■ **Problem description**: Count up the lines below that include the string "icon" and report the number by itself.
◇ ◇ ◇ ◇
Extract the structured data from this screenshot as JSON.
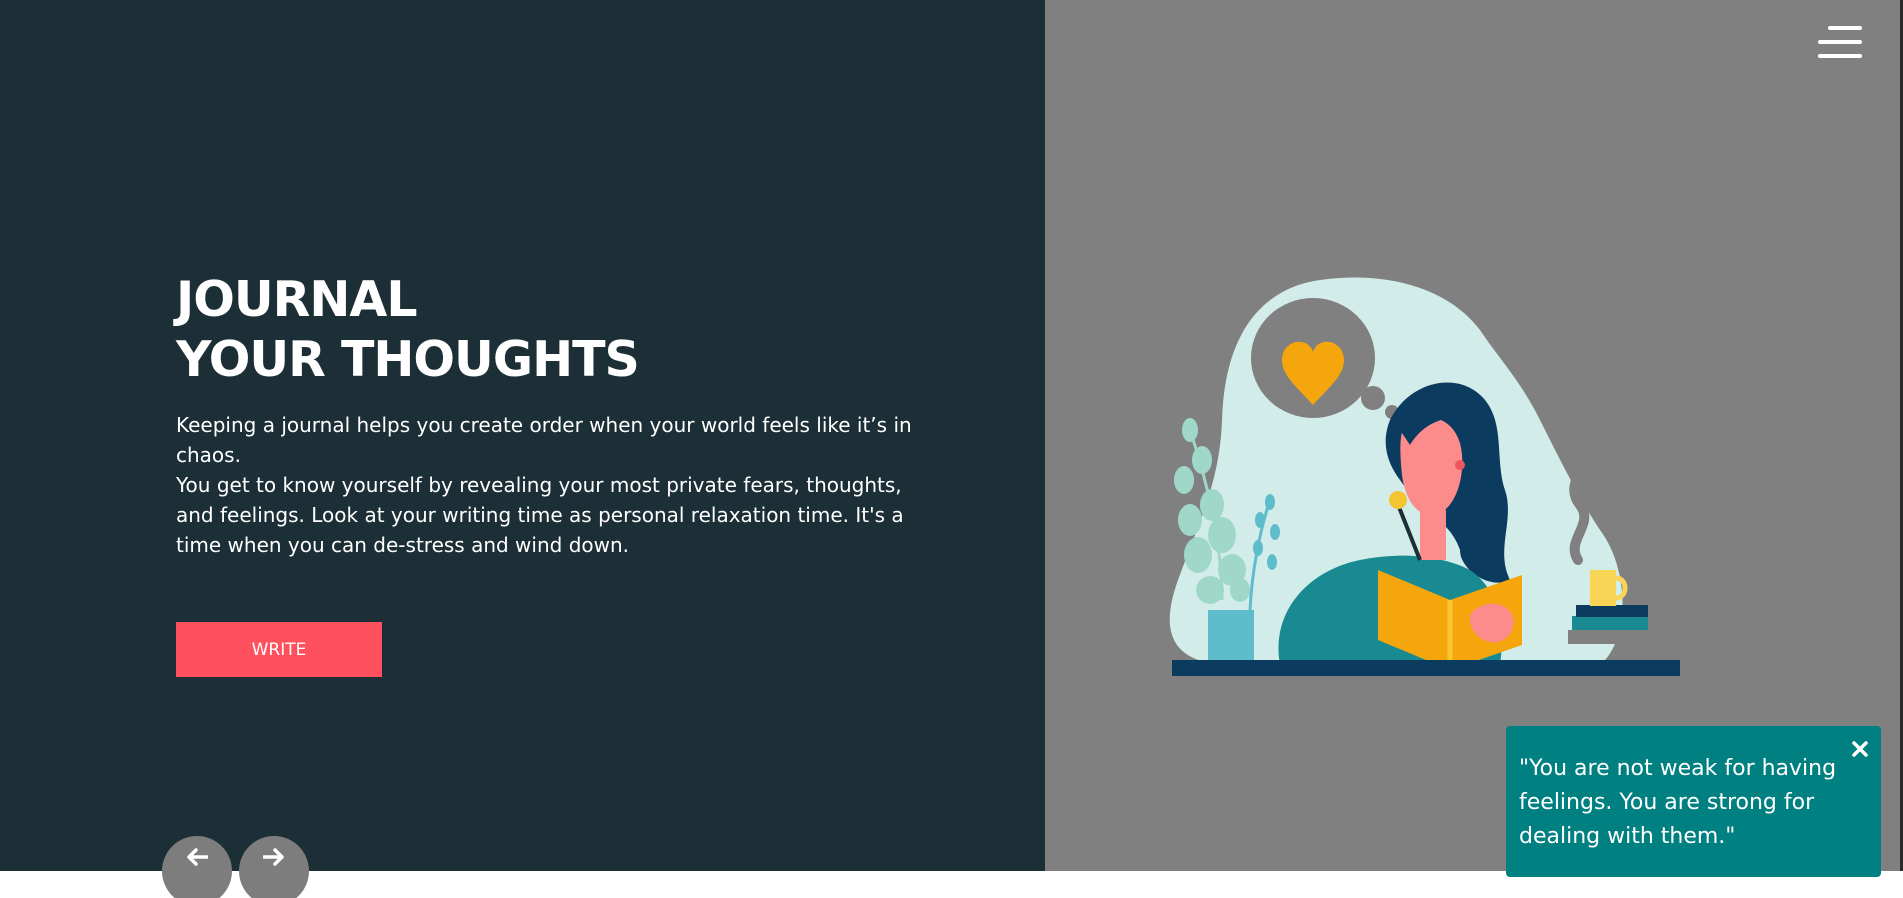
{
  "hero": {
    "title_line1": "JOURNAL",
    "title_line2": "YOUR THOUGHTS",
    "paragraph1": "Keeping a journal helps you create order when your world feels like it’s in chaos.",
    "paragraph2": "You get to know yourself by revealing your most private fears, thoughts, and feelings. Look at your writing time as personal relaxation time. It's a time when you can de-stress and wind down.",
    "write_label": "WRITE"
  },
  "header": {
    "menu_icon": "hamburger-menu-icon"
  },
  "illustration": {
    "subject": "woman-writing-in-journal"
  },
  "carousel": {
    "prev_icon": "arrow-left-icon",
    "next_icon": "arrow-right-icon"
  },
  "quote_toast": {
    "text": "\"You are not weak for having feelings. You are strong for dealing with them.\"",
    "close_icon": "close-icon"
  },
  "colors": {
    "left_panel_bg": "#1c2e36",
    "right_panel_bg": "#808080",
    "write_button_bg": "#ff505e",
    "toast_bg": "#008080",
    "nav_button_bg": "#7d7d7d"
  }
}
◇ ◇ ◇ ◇
■ **Solution to this task**: 4